The stranger asks Oedipus why he seems afraid of talking about his parents. Upon this, Oedipus tells him of the prophecy that he would kill his father and mate his mother. The stranger reveals to Oedipus that he is an adopted son of the king. And that stranger himself found Oedipus in a Glen of Kithairon. Jocasta is almost mad. He tells Oedipus that Oedipus was found with a spike through both his feet. He further tells that they called him “Oedipus, ‘Who-walks-in-pain.'” Oedipus asks who and it leads to the men of Laius. The stranger had saved him and gifted him to the king of Corinth.
Oedipus wants to see the shepherd that saved his life and gave him to the stranger. But Jocasta does not want so. When Oedipus asks her to call the shepherd she says: “Ask not; only pray Not to remember…. Tales are vainly told”. But Oedipus cannot wait. Jocasta wants him to stop but he would not. She is in great anguish and goes back into her palace in deep pain and despair while Oedipus is looking to gain the knowledge of his past and birth. The shepherd is brought and questioned by Oedipus. He remembers the stranger and the child but when he is told that the child is Oedipus, he is horror stricken and refuses to tell the origin of Oedipus: “Tis more than death and darker, if I do.”
The shepherd is forced to reveal the truth of Oedipus’ existence and birth i.e. he is the son of Laius and Jocasta. Therefore, he is the husband of her own mother and father of his own brothers and sisters; he is also the killer of her own father. Both the prophecies had fulfilled. Oedipus says:
e shepherd is forced to reveal the truth of Oedipus’ existence and birth i.e. he is the son of Laius and Jocasta. Therefore, he is the husband of her own mother and father of his own brothers and sisters; he is also the killer of her own father. Both the prophecies had fulfilled. Oedipus says:
“Shed light no more, ye everlasting skies
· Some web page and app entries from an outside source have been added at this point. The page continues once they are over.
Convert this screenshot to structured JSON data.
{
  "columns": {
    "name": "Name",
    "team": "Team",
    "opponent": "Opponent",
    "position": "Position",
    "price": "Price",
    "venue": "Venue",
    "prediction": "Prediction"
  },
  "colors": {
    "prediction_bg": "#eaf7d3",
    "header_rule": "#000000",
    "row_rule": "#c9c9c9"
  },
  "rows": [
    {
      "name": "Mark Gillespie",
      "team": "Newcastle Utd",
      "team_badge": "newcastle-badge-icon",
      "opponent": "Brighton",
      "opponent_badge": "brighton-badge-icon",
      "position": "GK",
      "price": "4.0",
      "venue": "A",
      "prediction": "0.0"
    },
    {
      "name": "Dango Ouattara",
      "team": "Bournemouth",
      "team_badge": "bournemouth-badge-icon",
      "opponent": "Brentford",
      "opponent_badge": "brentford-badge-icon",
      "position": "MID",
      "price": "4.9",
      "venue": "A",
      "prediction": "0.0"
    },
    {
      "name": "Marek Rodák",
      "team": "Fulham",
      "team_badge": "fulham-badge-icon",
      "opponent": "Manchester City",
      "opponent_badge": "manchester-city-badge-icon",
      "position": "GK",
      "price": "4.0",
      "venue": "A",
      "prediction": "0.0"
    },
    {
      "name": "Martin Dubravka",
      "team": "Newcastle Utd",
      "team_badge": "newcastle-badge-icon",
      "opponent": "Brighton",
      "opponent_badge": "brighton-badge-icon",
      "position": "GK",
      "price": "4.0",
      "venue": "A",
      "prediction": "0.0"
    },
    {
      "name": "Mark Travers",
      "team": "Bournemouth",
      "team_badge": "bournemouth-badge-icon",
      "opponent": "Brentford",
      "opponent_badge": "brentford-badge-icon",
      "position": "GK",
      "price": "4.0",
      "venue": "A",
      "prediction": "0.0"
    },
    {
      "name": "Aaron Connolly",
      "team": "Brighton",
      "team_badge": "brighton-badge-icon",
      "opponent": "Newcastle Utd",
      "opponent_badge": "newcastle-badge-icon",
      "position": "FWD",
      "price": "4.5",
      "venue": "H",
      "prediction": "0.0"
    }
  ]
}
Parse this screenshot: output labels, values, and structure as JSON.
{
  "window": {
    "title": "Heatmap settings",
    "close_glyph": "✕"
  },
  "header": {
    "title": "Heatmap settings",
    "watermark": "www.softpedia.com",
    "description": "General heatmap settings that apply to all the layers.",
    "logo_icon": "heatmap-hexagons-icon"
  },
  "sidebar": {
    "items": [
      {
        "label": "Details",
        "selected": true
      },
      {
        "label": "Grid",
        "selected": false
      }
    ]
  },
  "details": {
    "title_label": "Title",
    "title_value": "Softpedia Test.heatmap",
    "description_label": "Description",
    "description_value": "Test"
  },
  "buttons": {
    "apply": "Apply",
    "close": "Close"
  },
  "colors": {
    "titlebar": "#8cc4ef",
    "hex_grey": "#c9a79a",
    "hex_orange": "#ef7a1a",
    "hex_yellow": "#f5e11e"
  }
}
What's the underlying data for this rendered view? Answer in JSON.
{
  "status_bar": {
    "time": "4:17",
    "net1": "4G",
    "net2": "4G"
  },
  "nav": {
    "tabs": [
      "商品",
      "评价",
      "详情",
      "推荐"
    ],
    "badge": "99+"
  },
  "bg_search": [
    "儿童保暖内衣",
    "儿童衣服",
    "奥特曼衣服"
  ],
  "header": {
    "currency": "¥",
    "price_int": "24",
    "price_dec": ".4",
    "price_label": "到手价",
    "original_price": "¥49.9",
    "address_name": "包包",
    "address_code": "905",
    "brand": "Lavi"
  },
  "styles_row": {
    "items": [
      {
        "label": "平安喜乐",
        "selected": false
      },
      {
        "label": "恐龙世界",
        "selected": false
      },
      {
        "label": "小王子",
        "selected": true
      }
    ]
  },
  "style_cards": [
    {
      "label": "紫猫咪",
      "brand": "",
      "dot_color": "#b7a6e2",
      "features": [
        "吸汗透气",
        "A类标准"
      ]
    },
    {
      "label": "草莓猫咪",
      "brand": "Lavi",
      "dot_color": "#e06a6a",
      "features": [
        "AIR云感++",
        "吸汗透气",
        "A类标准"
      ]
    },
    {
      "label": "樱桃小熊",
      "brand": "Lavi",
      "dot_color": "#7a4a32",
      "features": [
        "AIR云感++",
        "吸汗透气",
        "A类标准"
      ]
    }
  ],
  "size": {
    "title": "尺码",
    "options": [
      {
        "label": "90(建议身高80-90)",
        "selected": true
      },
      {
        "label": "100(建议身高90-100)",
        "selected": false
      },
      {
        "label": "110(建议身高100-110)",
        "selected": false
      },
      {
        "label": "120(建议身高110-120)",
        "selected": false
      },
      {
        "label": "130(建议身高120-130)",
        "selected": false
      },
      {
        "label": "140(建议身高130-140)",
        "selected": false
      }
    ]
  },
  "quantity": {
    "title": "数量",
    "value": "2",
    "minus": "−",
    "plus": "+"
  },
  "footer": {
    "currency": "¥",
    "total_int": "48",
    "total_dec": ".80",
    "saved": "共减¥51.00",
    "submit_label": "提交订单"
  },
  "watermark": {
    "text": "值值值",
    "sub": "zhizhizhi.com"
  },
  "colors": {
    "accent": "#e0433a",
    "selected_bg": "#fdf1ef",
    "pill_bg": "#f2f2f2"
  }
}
That know my sin! I have sinned in birth and breath.
I have sinned with Woman. I have sinned with Death.”
A messenger enters the scene to inform of the suicide of Jocasta while Oedipus has blinded himself and wants the people to know that he himself is the murderer of his own father. We see Oedipus cursing the one that saved him in childhood:
“My curse, my curse upon him,
That man whom pity held in the wilderness,
Who saved the feet alive from the blood-fetter
And loosed the barb thereof!”
Creon enters the scene and Oedipus requests him:
“Cast me from Thebes … now, quick … where none may see
My visage more, nor mingle words with me.”
Oedipus requests Creon to cast him out of the country with his daughter but his daughters are taken from him. And Oedipus leaves alone.